On top of that the sheer volume of activity is driving demand for Supply Chain skills on an unprecedented basis. The exponential growth of E-Commerce for instance and same day-next day delivery of packages has put strains on the logistics network manifesting itself in truck driver shortages.
The demand on Black Friday-Cyber Monday is so substantially high compared to other times in the year that Distribution Centres can have a difficult time finding enough people to handle this peak demand.
Further there is a growing recognition that Supply Chain is more critical than ever before and highly skilled Supply Chain professionals are in high demand. Without proper training and employee development programs you won’t be able to acquire, develop, and retain those skills. There is a real skills shortage.
If your organization is one in which Supply Chain is still not getting the respect it deserves you have an additional challenge. Getting the resource you need can be an uphill battle.
9. Weather, Natural Disasters and Global Pandemics
Earthquakes, hurricanes, tsunamis, wild fires, winter storms and more can all impact your Supply Chain. Losing buildings for manufacturing and distribution can result from any of these events. On top of that if you can’t move the goods because transportation modes or lanes are disrupted you Supply Chain will be impacted.
Now consider the Covid-19 Pandemic. That has upended virtually every aspect of our personal lives, jobs, businesses and the economy. At the epicentre of this disruption is the Supply Chain. Never before has Supply Chain been so important to help get us through this historic level of disruption.
While all of these events cannot be predicted it is true that various parts of the world are prone to certain types of weather. This should inform your plans for sourcing and logistics.

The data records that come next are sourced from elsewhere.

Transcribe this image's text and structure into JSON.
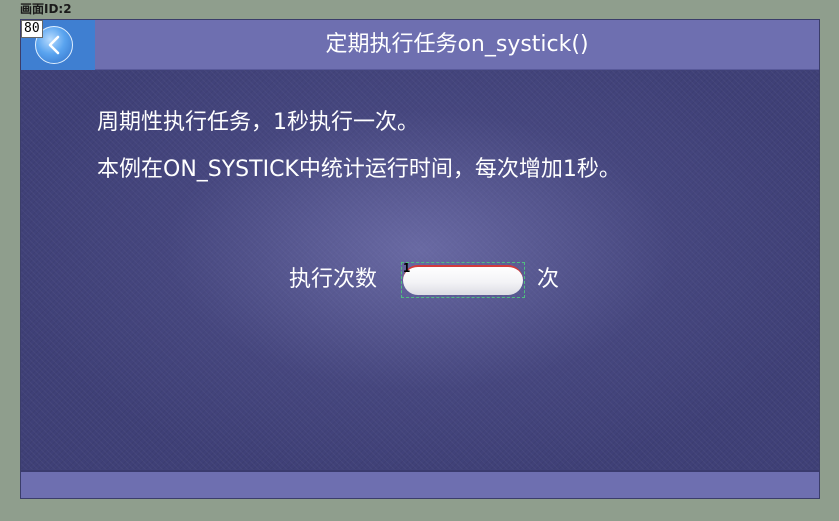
{
  "editor": {
    "screen_id_label": "画面ID:2"
  },
  "header": {
    "title": "定期执行任务on_systick()",
    "back_button": {
      "icon": "chevron-left-icon",
      "id_badge": "80"
    }
  },
  "main": {
    "description_line_1": "周期性执行任务，1秒执行一次。",
    "description_line_2": "本例在ON_SYSTICK中统计运行时间，每次增加1秒。",
    "counter": {
      "label": "执行次数",
      "value": "1",
      "unit": "次"
    }
  },
  "colors": {
    "header_bar": "#6e6fb0",
    "back_area": "#3f7fd1",
    "content_background": "#3f4077",
    "text": "#ffffff",
    "page_background": "#8f9e8d"
  }
}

One of the biggest risk factors that Supply Chain must deal with is time. Speed is critical to ensure efficient time to market and time to money.
Supply Chain can’t rest on its laurels. Supply Chain must work hard and fast in planning, sourcing, buying, manufacturing, material handling, distribution, and overall management.
A major element of the Supply Chain is ensuring Sustainability. Environmental factors must be considered in every Supply Chain decision.
We must take the time now to reduce the environmental impact of the goods we consume, the manner in which they are manufactured, the manner in which they are transported, and the management of reverse logistics to complete the cycle.
Our impact on the environment is real and Supply Chain risk management is pivotal in creating a Sustainable future!